(SYKESVILLE, MD) – Lt. Governor Anthony Brown today joined Colonel Marcus L. Brown to congratulate the more than 80 new troopers who graduated from the Maryland State Police Training Academy and are ready to assume their new roles as state troopers.
After six months of intense academic and physical training in a residential police academy, the members of the 138th Maryland State Police Trooper Candidate Class graduated this morning during exercises held at Century High School in Sykesville, Md. There were 82 graduates in the class, including 16 military veterans and 16 who had a close relative who was or is a law enforcement officer. Twenty-four members of the class are enrolled in a concurrent degree program with Frederick Community College and will receive their associate of arts degree in criminal justice after completing a few additional courses.
“Our state and local law enforcement agencies are some of the finest in the country and have had a tremendous impact on reducing crime throughout Maryland to the lowest recorded levels since 1975,” said Lt. Governor Anthony G. Brown. “This new class of troopers is the largest in our state’s history, and I know they will work hard to protect our communities and continue to make Maryland a wonderful place to live and raise a family. While Governor O’Malley and I have supported public safety initiatives such as the Maryland FiRST interoperable communication system, cross border crime information exchange programs, fugitive task forces, and the deployment of new State Police helicopters, today’s graduation represents the most significant investment of all: the men and women who wear our State Police uniform.”
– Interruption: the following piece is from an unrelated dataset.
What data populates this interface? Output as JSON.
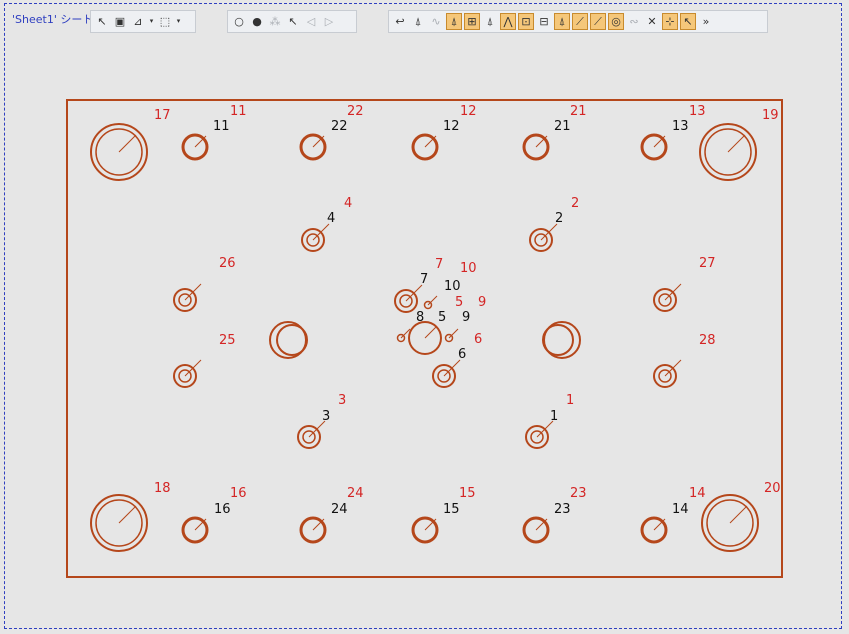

“Your mission is to help and protect people,” Maryland State Police Superintendent Colonel Marcus L. Brown told the new troopers. “You are to be involved in ‘purposed policing,’ meaning everything you do as a trooper must be for a reason. Our ultimate goal is to impact the areas where crime is highest, where traffic issues are worst, and where help is needed most. You are to protect our citizens, prevent criminal acts and traffic crashes, and provide the highest quality of law enforcement services available anywhere.”
The members of Class 138 set amazing standards for charity involvement and support during their six months of training. They raised more than $25,000 to support Special Olympics Maryland. They participated in the Maryland State Police Polar Bear Plunge for Special Olympics and ran in the Maryland Law Enforcement Torch Run to raise awareness for Special Olympics.
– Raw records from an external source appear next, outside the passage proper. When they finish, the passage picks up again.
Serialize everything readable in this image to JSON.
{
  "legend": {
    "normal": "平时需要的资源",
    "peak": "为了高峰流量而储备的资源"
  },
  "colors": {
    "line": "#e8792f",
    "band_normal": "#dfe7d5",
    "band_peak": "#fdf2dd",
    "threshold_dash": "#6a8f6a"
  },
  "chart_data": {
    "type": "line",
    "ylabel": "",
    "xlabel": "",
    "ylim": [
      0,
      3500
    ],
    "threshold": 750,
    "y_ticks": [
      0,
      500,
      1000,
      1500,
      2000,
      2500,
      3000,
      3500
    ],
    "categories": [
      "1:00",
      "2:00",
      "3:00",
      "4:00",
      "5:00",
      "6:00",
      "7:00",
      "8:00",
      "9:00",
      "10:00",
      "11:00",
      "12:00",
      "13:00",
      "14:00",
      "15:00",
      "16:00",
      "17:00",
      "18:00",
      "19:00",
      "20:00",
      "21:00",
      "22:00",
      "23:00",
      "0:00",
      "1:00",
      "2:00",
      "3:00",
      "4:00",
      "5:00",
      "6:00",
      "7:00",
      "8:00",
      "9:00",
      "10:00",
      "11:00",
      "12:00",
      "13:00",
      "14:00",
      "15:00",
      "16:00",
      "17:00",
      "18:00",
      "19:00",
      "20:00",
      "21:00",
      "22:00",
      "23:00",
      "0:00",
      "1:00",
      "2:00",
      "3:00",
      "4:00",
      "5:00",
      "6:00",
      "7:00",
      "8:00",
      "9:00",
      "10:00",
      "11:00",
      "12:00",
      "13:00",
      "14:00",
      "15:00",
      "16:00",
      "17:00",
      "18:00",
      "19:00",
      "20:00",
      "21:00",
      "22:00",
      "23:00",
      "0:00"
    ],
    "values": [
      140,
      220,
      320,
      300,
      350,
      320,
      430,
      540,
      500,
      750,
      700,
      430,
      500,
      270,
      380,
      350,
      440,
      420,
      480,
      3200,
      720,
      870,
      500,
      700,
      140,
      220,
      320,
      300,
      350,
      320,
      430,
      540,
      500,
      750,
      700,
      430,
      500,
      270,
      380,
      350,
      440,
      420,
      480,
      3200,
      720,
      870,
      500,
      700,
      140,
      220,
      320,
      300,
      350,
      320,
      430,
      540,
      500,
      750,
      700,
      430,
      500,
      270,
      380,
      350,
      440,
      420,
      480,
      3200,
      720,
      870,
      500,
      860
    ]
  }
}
The oldest member of the class will be 43 next month and joined the State Police after retiring from a career in the military. The youngest member of the class turned 21 yesterday.
This trooper candidate class was the first police academy class in the state to receive specialized training in autism, including how to recognize the signs and how to appropriately respond to someone with autism. Their legal training encompassed instruction that ranged from constitutional law to what the new laws regarding scooters in Maryland are that take effect October 1.
The new troopers will report for duty to one of 22 barracks across Maryland after a few days off. They will be assigned to a field training trooper and begin another eight weeks of closely supervised instruction and training before being allowed to patrol alone.
The next Maryland State Police Training Academy class is expected to begin in mid-August, 2012. Anyone interested in a career with the Maryland State Police is urged to visit http://www.mdsp.org/ for more information.